Presidents Day: 50 presidential must-sees, from Lonely Planet
Presidents Day is a good time to mull what presidential places in America are worth a look-see. Lonely Planet gathered 50 — one from each state — that provide good vacation ideas, whether for the long weekend or summer vacation.
Here are five destinations in the West that made the grade.
Arizona-Nevada: Hoover Dam plays the name game, from Hoover Dam (current name) to Boulder Dam (preferred by President Franklin Roosevelt, as a dis of his predecessor). No matter, here’s the real news you can use: “[T]he Arizona side has free parking, but Nevada’s has the ‘Dam T-shirt’ shop, tours and bad coffee.” It’s 30 miles southeast of Las Vegas and costs $11 for adults and $9 for kids 4 to 16 to tour the power plant, and $30 for adults and kids for a jumbo tour that includes the dam’s pasageways. Buy tickets from the U.S. Bureau of Reclamation.
Hawaii: This has to be the coolest presidential stop. Get an ice cream cone at the Baskin Robbins at 1618 King St. in Honolulu. Why? Because that’s where Barack Obama scooped out the cold stuff as a teen. Lonely Planet declares it “a bona fide presidential historic site.”
Colorado: Who knew? The third-floor rotunda at the state Capitol contains portraits of every U.S. president. The paintings were all done by artist Lawrence Williams, according to the state’s website. (The Mohave Museum in Kingman, Ariz., also has paintings of the presidents and first ladies by Williams.)

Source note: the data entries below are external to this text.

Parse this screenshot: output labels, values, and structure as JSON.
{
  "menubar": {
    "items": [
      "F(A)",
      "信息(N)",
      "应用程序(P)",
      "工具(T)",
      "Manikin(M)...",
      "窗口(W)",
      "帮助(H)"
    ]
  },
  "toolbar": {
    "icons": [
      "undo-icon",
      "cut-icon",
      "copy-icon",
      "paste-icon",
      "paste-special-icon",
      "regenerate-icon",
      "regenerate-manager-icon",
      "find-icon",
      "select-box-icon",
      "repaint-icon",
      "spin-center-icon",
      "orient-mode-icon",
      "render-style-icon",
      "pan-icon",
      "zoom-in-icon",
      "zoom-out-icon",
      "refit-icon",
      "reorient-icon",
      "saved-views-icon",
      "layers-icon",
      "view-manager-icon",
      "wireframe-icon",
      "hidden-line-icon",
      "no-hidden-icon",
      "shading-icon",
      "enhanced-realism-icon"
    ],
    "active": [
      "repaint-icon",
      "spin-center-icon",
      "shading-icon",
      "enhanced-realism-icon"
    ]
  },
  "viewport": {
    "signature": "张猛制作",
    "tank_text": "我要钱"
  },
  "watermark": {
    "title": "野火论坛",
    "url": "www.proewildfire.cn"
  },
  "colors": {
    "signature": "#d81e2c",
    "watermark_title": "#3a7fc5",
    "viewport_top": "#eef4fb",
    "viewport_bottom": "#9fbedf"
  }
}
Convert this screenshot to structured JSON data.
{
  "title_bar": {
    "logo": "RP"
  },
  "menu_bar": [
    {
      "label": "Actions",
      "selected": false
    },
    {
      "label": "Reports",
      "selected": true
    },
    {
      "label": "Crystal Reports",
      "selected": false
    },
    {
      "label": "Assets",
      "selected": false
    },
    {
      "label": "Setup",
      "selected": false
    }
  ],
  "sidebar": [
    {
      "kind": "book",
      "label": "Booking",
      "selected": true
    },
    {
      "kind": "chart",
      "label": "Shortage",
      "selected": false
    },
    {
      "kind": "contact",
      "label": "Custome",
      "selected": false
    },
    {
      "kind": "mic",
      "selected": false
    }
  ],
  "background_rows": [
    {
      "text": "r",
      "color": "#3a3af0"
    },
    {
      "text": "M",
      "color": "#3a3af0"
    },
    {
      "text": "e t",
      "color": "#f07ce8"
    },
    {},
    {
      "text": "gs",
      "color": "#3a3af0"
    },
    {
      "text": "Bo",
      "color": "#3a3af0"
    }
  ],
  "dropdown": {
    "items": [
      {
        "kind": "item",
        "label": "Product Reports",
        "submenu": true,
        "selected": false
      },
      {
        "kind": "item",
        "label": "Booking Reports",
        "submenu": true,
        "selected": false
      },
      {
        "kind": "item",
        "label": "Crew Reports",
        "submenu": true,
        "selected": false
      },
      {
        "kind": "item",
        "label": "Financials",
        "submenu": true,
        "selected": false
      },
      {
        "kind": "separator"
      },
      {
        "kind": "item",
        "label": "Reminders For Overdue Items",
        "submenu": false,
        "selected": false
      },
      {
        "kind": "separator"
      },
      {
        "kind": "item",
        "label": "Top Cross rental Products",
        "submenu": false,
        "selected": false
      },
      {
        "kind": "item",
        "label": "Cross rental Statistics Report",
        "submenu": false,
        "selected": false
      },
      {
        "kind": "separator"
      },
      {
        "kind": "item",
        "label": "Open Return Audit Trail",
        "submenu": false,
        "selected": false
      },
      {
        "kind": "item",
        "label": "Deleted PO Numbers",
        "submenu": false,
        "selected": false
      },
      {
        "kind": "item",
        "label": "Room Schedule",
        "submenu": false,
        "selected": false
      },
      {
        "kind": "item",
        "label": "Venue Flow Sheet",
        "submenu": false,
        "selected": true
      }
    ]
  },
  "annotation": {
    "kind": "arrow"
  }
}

Alaska: Little Nenana, 65 miles southwest of Fairbanks, is the site of the final golden spike to complete the Alaska Railroad. Warren Harding arrived in 1923 to do the honors. Lonely Planet offers this historic tidbit: “[S]ome say he missed the spike on his first two tries. Two weeks later Harding died.”
Utah: The pick here is the Beehive House in Salt Lake City, the one-time home of Brigham Young built between 1853 and 1855. The presidential tie-in is Teddy Roosevelt, who apparently once slept here.